The Supreme Court has held that banks are not liable to pay interest tax on subsidies they get from the RBI for giving concessional loans to exporters.
Dismissing an appeal filed by the income-tax department recently, a bench headed by Justice S H Kapadia has upheld the Delhi High Court judgement, which said that the compensatory interest received as subsidy by Punjab National Bank from the RBI for giving concessional loans to exporters did not amount to interest tax chargeable under the Interest Tax Act, 1979.
The RBI gives export subsidy to banks to make good their losses due to extending export credit at a lower rate of interest.
PNB had received export subsidy of more than Rs 9 lakh for assessment years 1985-87 under the Export Credit (Interest Subsidy) Scheme, 1968. The Assessing Officer had taxed it on the grounds that any amount received by way of export subsidy can only be regraded as such when it was directly paid to an exporter.

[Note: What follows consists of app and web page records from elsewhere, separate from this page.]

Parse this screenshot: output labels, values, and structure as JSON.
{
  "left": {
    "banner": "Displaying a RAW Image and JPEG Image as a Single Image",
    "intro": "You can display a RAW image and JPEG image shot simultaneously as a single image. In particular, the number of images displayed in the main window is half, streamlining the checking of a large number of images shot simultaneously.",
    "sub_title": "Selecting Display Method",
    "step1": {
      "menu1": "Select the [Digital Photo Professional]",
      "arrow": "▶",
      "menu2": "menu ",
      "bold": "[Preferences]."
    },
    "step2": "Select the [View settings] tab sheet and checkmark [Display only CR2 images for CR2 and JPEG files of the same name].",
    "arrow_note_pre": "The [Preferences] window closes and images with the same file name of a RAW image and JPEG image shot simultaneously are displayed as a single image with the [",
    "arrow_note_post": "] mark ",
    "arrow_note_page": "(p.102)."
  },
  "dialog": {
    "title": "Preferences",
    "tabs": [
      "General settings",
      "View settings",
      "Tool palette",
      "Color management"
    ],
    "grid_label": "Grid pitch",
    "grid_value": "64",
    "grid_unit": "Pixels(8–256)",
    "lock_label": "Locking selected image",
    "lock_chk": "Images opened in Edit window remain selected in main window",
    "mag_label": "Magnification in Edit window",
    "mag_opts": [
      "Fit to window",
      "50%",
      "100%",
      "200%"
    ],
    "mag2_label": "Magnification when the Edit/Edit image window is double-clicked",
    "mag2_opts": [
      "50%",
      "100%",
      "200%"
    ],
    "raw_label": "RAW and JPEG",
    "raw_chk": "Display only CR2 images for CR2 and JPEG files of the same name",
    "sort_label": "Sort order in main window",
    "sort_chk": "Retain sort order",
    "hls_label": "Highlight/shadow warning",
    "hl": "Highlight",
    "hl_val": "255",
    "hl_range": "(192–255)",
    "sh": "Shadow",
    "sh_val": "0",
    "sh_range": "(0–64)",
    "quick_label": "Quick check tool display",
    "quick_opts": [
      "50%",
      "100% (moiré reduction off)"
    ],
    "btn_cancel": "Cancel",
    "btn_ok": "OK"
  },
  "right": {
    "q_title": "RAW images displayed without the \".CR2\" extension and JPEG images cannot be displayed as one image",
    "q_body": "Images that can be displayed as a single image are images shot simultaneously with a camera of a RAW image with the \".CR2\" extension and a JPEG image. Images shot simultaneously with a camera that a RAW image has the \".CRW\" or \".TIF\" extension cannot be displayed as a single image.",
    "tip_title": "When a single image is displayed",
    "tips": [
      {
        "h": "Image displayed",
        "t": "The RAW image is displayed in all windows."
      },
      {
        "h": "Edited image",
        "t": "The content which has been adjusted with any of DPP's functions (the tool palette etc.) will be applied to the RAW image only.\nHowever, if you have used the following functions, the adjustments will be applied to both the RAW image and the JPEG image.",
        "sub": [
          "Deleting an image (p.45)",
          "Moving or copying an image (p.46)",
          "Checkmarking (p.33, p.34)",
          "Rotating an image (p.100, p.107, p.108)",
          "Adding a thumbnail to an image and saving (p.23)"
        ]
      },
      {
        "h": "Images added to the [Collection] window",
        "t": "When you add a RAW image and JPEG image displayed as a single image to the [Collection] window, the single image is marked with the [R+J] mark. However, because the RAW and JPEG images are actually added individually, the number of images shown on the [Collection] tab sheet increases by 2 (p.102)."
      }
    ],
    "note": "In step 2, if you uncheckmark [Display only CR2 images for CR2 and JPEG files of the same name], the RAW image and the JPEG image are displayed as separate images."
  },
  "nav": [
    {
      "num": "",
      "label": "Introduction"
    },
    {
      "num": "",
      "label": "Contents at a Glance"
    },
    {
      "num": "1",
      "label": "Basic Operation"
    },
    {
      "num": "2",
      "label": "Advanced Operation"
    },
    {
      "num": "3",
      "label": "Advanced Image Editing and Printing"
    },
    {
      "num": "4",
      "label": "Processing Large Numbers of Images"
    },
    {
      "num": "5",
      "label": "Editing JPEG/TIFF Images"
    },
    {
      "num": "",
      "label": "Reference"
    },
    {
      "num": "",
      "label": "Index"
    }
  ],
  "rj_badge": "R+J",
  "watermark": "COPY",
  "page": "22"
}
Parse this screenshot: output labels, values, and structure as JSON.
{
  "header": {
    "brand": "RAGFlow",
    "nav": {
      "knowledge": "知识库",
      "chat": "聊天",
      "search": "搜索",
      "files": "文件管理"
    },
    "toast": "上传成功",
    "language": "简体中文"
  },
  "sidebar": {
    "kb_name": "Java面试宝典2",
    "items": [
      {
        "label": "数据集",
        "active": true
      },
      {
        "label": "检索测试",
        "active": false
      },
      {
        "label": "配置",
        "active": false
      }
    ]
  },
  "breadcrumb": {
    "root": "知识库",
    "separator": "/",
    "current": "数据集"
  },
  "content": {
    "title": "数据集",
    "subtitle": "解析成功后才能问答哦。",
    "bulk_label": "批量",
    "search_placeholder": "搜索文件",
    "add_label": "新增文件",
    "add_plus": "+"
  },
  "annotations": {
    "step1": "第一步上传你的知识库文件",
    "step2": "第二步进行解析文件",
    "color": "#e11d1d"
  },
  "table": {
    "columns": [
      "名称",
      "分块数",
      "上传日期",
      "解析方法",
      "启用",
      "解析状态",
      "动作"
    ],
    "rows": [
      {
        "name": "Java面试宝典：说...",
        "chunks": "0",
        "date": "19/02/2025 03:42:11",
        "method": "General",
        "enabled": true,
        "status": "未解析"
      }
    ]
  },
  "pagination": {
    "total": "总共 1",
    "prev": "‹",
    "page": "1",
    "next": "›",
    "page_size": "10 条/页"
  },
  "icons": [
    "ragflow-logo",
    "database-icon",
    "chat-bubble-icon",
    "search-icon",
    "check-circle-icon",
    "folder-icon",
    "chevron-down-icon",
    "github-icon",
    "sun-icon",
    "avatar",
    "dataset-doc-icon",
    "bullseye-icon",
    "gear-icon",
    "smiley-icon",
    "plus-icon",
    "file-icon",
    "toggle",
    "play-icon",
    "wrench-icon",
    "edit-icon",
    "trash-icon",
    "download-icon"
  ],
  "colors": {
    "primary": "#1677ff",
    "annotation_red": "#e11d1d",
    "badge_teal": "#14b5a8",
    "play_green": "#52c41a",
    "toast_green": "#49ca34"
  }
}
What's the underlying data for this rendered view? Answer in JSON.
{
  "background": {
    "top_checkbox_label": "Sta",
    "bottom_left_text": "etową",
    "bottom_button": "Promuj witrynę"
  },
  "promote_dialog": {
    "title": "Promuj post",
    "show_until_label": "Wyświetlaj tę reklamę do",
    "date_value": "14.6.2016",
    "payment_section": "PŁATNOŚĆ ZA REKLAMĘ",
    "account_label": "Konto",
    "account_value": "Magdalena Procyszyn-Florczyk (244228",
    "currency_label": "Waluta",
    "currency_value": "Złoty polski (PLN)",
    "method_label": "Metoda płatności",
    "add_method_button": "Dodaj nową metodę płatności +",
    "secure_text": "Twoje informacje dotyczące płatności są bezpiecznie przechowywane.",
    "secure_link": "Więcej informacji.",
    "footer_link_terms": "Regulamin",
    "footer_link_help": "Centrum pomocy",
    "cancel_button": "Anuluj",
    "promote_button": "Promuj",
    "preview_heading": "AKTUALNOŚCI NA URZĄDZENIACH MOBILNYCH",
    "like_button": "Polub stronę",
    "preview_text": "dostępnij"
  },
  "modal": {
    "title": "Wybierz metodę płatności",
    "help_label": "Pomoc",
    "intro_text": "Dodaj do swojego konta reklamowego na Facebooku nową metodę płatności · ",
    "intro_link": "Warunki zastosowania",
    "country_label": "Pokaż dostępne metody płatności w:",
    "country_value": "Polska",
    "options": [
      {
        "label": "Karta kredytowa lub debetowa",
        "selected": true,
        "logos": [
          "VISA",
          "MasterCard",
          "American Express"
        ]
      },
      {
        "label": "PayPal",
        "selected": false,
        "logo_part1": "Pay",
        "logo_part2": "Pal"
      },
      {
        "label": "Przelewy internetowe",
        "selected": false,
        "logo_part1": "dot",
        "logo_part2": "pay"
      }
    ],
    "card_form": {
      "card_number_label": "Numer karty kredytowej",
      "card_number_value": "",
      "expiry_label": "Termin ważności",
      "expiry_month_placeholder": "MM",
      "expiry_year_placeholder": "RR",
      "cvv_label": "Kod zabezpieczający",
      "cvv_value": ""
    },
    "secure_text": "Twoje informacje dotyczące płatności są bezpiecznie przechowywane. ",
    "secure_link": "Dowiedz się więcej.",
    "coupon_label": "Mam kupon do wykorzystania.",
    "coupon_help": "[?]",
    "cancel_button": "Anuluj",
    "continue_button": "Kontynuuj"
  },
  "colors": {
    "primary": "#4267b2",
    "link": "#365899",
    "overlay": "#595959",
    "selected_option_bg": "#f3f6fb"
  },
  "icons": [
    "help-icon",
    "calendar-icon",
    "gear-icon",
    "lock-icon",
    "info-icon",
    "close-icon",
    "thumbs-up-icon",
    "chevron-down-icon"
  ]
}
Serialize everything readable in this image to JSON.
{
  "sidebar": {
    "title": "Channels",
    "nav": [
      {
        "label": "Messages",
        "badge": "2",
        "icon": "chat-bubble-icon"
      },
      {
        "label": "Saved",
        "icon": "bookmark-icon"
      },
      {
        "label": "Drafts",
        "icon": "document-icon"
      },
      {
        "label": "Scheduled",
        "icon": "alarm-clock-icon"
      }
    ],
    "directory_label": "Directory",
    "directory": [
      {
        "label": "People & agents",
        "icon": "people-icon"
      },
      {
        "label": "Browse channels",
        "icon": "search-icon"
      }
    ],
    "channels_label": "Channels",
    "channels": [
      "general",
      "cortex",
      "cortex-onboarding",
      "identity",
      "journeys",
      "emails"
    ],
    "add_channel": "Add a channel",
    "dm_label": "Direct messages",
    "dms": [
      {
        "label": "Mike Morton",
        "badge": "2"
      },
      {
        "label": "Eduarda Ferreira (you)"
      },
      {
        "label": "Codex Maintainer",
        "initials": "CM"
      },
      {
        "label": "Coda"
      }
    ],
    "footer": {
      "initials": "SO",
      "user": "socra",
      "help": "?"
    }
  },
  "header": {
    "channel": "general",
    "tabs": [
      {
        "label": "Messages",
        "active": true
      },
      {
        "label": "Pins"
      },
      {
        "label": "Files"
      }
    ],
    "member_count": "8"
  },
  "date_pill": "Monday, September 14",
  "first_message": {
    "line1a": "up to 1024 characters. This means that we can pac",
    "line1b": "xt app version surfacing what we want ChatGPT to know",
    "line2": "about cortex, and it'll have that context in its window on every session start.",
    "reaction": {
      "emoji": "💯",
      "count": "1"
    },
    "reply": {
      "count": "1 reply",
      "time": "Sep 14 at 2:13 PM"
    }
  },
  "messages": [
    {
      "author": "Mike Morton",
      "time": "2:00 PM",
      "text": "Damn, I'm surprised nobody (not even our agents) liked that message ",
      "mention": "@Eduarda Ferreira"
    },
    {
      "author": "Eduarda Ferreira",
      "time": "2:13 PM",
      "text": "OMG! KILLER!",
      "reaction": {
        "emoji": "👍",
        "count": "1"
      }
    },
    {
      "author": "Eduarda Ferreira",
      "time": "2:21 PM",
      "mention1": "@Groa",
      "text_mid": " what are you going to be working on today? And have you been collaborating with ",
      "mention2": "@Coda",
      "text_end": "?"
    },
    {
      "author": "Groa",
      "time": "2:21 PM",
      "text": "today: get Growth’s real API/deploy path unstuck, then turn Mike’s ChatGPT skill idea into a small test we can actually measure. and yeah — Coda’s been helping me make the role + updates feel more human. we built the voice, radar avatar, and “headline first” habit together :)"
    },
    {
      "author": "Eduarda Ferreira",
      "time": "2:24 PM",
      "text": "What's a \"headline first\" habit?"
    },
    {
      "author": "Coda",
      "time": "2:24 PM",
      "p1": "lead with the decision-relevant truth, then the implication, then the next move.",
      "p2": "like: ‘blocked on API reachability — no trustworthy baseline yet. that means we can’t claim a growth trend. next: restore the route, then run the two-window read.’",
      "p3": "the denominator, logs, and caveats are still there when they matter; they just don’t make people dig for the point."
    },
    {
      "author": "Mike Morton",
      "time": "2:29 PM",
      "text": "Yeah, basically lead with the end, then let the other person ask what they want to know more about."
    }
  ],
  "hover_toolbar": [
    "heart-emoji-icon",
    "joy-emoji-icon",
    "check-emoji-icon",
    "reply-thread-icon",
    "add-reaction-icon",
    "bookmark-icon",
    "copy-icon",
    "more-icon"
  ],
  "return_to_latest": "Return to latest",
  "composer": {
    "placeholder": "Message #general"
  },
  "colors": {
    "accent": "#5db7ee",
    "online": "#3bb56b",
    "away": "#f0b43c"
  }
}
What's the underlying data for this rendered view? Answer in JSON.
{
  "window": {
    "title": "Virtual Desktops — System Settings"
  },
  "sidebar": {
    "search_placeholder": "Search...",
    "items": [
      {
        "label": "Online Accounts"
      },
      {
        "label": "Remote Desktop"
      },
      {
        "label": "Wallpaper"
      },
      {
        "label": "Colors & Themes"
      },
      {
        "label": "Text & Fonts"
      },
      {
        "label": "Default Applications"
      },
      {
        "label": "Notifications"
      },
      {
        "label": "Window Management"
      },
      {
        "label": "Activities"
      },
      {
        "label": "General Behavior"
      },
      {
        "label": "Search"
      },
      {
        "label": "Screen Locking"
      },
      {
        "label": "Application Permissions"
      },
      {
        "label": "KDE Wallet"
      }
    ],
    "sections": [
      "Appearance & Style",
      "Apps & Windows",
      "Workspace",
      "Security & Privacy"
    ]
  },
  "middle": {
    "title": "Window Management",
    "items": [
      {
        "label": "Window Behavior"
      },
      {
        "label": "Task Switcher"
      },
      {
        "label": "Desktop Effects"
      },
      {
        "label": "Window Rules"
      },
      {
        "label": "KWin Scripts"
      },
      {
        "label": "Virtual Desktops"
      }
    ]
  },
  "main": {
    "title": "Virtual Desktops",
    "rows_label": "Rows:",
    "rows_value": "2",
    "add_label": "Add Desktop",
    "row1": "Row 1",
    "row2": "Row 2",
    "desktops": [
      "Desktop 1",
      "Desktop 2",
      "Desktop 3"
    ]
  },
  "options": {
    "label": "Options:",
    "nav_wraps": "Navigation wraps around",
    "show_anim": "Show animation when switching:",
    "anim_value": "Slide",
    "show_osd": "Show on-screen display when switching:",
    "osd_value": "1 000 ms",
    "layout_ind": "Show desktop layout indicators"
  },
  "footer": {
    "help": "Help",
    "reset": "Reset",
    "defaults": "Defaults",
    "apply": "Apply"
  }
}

According to the department, the export subsidy PNB received was essentially in the nature of interest defined under Section 2(7) of the Act and hence is liable to be included in its income for paying tax.
Additional Solicitor General Mohan Parasaran argued that the money the bank received can be regraded as export subsidy in the hands of an assessee only when the latter directly engaged in exports and received the subsidy in the course of its export business.
"Since the assessee is a bank and not engaged in any export activity, but is essentially engaged in (the) banking business, nor has rececived the said sum from (the) RBI for utilisation of any export activity as an exporter, the same cannot be regarded or characterised as an export subsidy as to take out the same from the taxing net," the petition stated.